Big mama Grazer claims her crown as bear with the biggest bulge
Don’t mess with mama bear ‘Grazer’, a single parent who takes on rival brown bear blokes like a boss and has snagged the 2023 title in Alaska’s most watched talent quest
READING LEVEL: GREEN
Big mama brown bear 128 – dubbed “Grazer” – has been crowned the fattest bear of them all in the US this week. Grazer “bearied” her competition in a landslide victory* against her runner-up, 32 Chunk, scoring a heavy load of 108,321 votes to his lean 23,134.
More than 1.3 million voters turned out for the annual Katmai National Park and Preserve’s Fat Bear Week, a feel-good tournament celebrating the winter bods of the park’s biggest bears.
The once-scrawny brown bear — who dethroned* previous champion 747 in the second round — beefed up for her Alaskan hibernation* in just two months’ time, and is usually one of the plumpest salmon predators* to prowl the Brooks River every year, according to US National Park Service.
Grazer, a single mum, “pre-emptively* confronts and attacks larger bears,” including adult males, to keep her cubs safe, commanding respect and fear from her peers. 151 Walker — who stood no chance against Grazer in the first round and was eliminated* — cowers* when she approaches.
The boss babe was introduced to Brooks River as a cub nearly two decades ago. Since then, she has become “one of the best anglers*” around, hence her fine plump figure, according to Katmai National Park ranger Naomi Boak.
Grazer beat out her fan-favourite opponent Chunk as the chunkiest champion, despite his “substantial fat reserves.”
Unlike the voluptuous* victor, in past years Chunk couldn’t measure up to his fellow brown bears at the river, and was previously “often unwilling or unable to successfully challenge” the larger males or even fish.
This summer, however, Chunk the mammoth* salmon hunter used his size to his advantage, intimidating even the most rotund* bears, such as 747, into giving up their prized fishing stations, quickly rising to riverside stardom as one of the “largest and most dominant males.”
Unfortunately, his “ample hindquarters” could not secure him first place among the fierce competition in Fat Bear Week.
It’s unclear exactly how much Chunk or Grazer weigh, although the Alaskan park is home to some of the largest bears in the world, with adult males ballooning between around 454 to 635kg and females tipping the scales at 320 or 363kg.
“We have some of the largest bears on the planet,” Ranger Boak previously told America’s National Public Radio (NPR).
“They need every ounce of fat they can get” before hibernation,” she said.
This story has been edited and was originally published by the NY Post – it is republished here with permission
- landslide victory: winning by a big margin of points or votes
- dethroned: beaten someone who was the best at something to become the best yourself
- hibernation: the state of being asleep for the winter
- predators: animals that hunt, kill and eat other animals in order to survive
- pre-emptively: something done before others can act, getting in first, anticipating

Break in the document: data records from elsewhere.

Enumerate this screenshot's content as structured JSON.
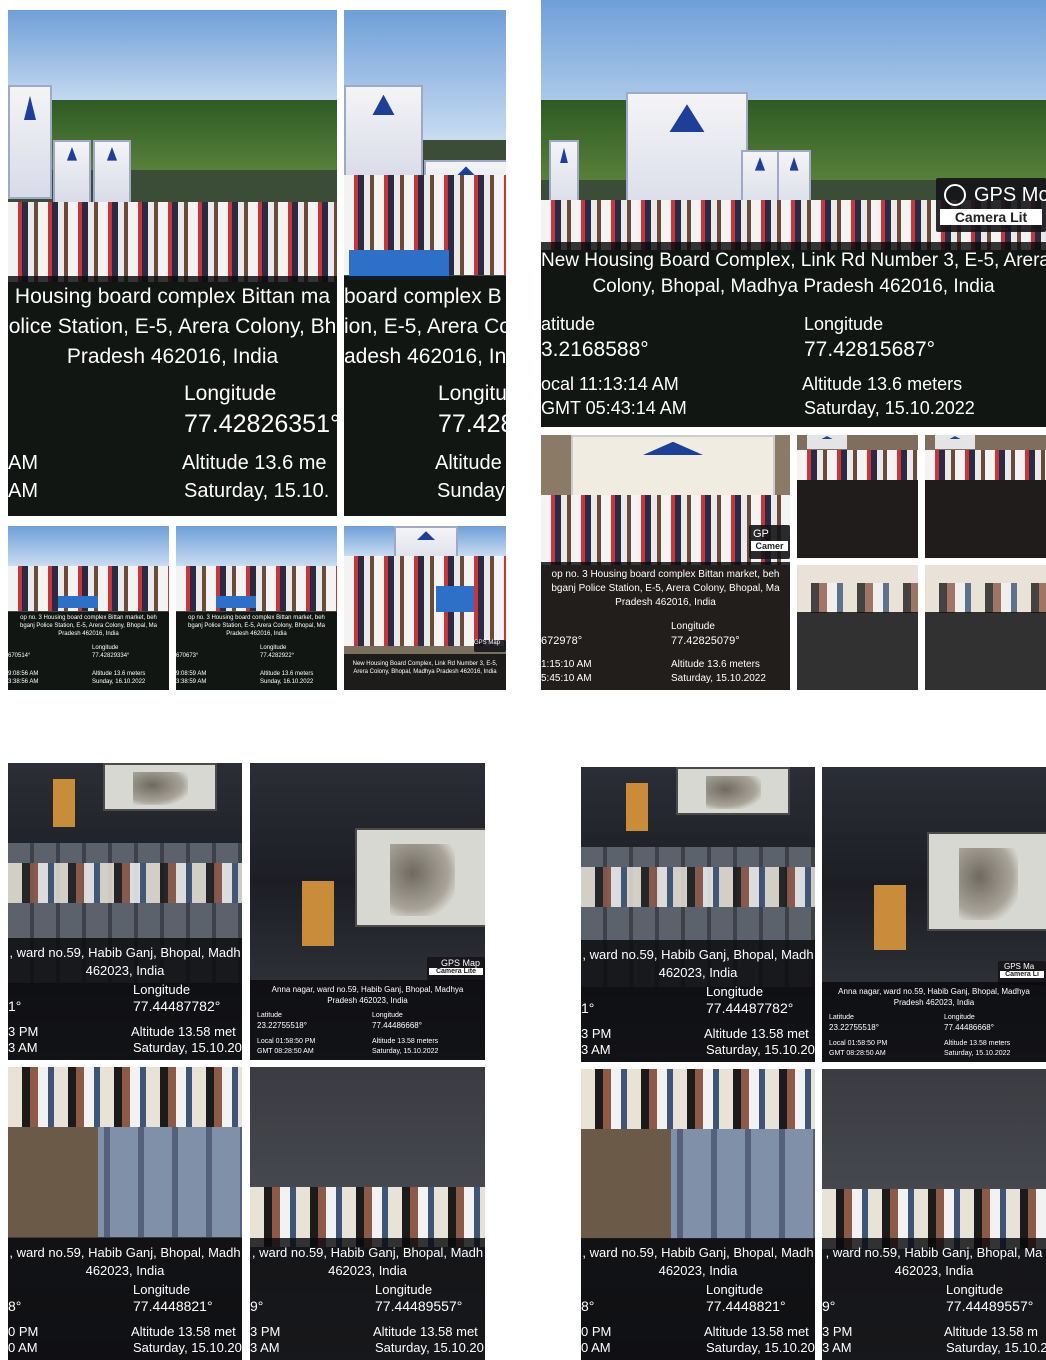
{
  "collage": {
    "p1": {
      "address": "Housing board complex Bittan ma\nolice Station, E-5, Arera Colony, Bh\nPradesh 462016, India",
      "long_label": "Longitude",
      "long_value": "77.42826351°",
      "alt": "Altitude 13.6 me",
      "date": "Saturday, 15.10.",
      "time1": "AM",
      "time2": "AM"
    },
    "p2": {
      "address": "board complex B\nion, E-5, Arera Co\nadesh 462016, In",
      "long_label": "Longitu",
      "long_value": "77.428",
      "alt": "Altitude",
      "date": "Sunday"
    },
    "p3": {
      "address": "New Housing Board Complex, Link Rd Number 3, E-5, Arera\nColony, Bhopal, Madhya Pradesh 462016, India",
      "lat_label": "atitude",
      "lat_value": "3.2168588°",
      "long_label": "Longitude",
      "long_value": "77.42815687°",
      "local": "ocal 11:13:14 AM",
      "gmt": "GMT 05:43:14 AM",
      "alt": "Altitude 13.6 meters",
      "date": "Saturday, 15.10.2022",
      "badge_title": "GPS Mc",
      "badge_sub": "Camera Lit"
    },
    "p4": {
      "address": "op no. 3 Housing board complex Bittan market, beh\nbganj Police Station, E-5, Arera Colony, Bhopal, Ma\nPradesh 462016, India",
      "lat_value": "672978°",
      "long_label": "Longitude",
      "long_value": "77.42825079°",
      "local": "1:15:10 AM",
      "gmt": "5:45:10 AM",
      "alt": "Altitude 13.6 meters",
      "date": "Saturday, 15.10.2022",
      "badge_title": "GP",
      "badge_sub": "Camer"
    },
    "thumb1": {
      "address": "op no. 3 Housing board complex Bittan market, beh\nbganj Police Station, E-5, Arera Colony, Bhopal, Ma\nPradesh 462016, India",
      "lat": "670514°",
      "long_label": "Longitude",
      "long": "77.42829334°",
      "t1": "9:08:56 AM",
      "t2": "3:38:56 AM",
      "alt": "Altitude 13.6 meters",
      "date": "Sunday, 16.10.2022"
    },
    "thumb2": {
      "address": "op no. 3 Housing board complex Bittan market, beh\nbganj Police Station, E-5, Arera Colony, Bhopal, Ma\nPradesh 462016, India",
      "lat": "670673°",
      "long_label": "Longitude",
      "long": "77.4282922°",
      "t1": "9:08:59 AM",
      "t2": "3:38:59 AM",
      "alt": "Altitude 13.6 meters",
      "date": "Sunday, 16.10.2022"
    },
    "thumb3": {
      "address": "New Housing Board Complex, Link Rd Number 3, E-5,\nArera Colony, Bhopal, Madhya Pradesh 462016, India",
      "badge": "GPS Map"
    },
    "q1": {
      "address": ", ward no.59, Habib Ganj, Bhopal, Madh\n462023, India",
      "lat": "1°",
      "long_label": "Longitude",
      "long_value": "77.44487782°",
      "pm": "3 PM",
      "am": "3 AM",
      "alt": "Altitude 13.58 met",
      "date": "Saturday, 15.10.20"
    },
    "q2": {
      "address": "Anna nagar, ward no.59, Habib Ganj, Bhopal, Madhya\nPradesh 462023, India",
      "lat_label": "Latitude",
      "lat_value": "23.22755518°",
      "long_label": "Longitude",
      "long_value": "77.44486668°",
      "local": "Local 01:58:50 PM",
      "gmt": "GMT 08:28:50 AM",
      "alt": "Altitude 13.58 meters",
      "date": "Saturday, 15.10.2022",
      "badge_title": "GPS Map",
      "badge_sub": "Camera Lite"
    },
    "q3": {
      "address": ", ward no.59, Habib Ganj, Bhopal, Madh\n462023, India",
      "lat": "8°",
      "long_label": "Longitude",
      "long_value": "77.4448821°",
      "pm": "0 PM",
      "am": "0 AM",
      "alt": "Altitude 13.58 met",
      "date": "Saturday, 15.10.20"
    },
    "q4": {
      "address": ", ward no.59, Habib Ganj, Bhopal, Madh\n462023, India",
      "lat": "9°",
      "long_label": "Longitude",
      "long_value": "77.44489557°",
      "pm": "3 PM",
      "am": "3 AM",
      "alt": "Altitude 13.58 met",
      "date": "Saturday, 15.10.20"
    },
    "r1": {
      "address": ", ward no.59, Habib Ganj, Bhopal, Madh\n462023, India",
      "lat": "1°",
      "long_label": "Longitude",
      "long_value": "77.44487782°",
      "pm": "3 PM",
      "am": "3 AM",
      "alt": "Altitude 13.58 met",
      "date": "Saturday, 15.10.20"
    },
    "r2": {
      "address": "Anna nagar, ward no.59, Habib Ganj, Bhopal, Madhya\nPradesh 462023, India",
      "lat_label": "Latitude",
      "lat_value": "23.22755518°",
      "long_label": "Longitude",
      "long_value": "77.44486668°",
      "local": "Local 01:58:50 PM",
      "gmt": "GMT 08:28:50 AM",
      "alt": "Altitude 13.58 meters",
      "date": "Saturday, 15.10.2022",
      "badge_title": "GPS Ma",
      "badge_sub": "Camera Li"
    },
    "r3": {
      "address": ", ward no.59, Habib Ganj, Bhopal, Madh\n462023, India",
      "lat": "8°",
      "long_label": "Longitude",
      "long_value": "77.4448821°",
      "pm": "0 PM",
      "am": "0 AM",
      "alt": "Altitude 13.58 met",
      "date": "Saturday, 15.10.20"
    },
    "r4": {
      "address": ", ward no.59, Habib Ganj, Bhopal, Ma\n462023, India",
      "lat": "9°",
      "long_label": "Longitude",
      "long_value": "77.44489557°",
      "pm": "3 PM",
      "am": "3 AM",
      "alt": "Altitude 13.58 m",
      "date": "Saturday, 15.10.2"
    }
  }
}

- eliminated: knocked out of the running in a contest
- cowers: cringes, shrinks, pulls away from something or someone due to fear
- angler: another word for a fisherman
- voluptuous: shapely, curvy, suggests a large, soft figure
- How many votes did Grazer get to win the title of Fat Bear?
- What do the brown bears of Katmai feast on ahead of hibernation?
- How many voters turned out for the Fat Bear Week contest?
- What is the weight range for male and female brown bears at the park?
- How long ago was Grazer introduced to prime feeding site Brooks River?
LISTEN TO THIS STORY
1. Design a trophy
Create a design for a special trophy for the winner of Fat Bear Week. Remember that a trophy includes symbols of the sport or competition and celebrates the event.
Time: allow at least 25 minutes to complete this activity
Curriculum Links: English
If you could interview Chunk about coming runner up in Fat Bear Week, what five questions would you ask? Write the questions. At least one question should help people understand why it is important for the bears to “beef-up” before hibernation. Then, write the answers that Chunk might give. Use information in the story and your research skills to help you.
Time: allow at least 30 minutes to complete this activity
Curriculum Links: English, Science
Stretch your sentence
Find a “who” in the article – a person or an animal. Write it down.
Add three adjectives to describe them better.
Now add a verb to your list. What are they doing?
Add an adverb about how they are doing the action.
Using all the words listed, create one descriptive sentence.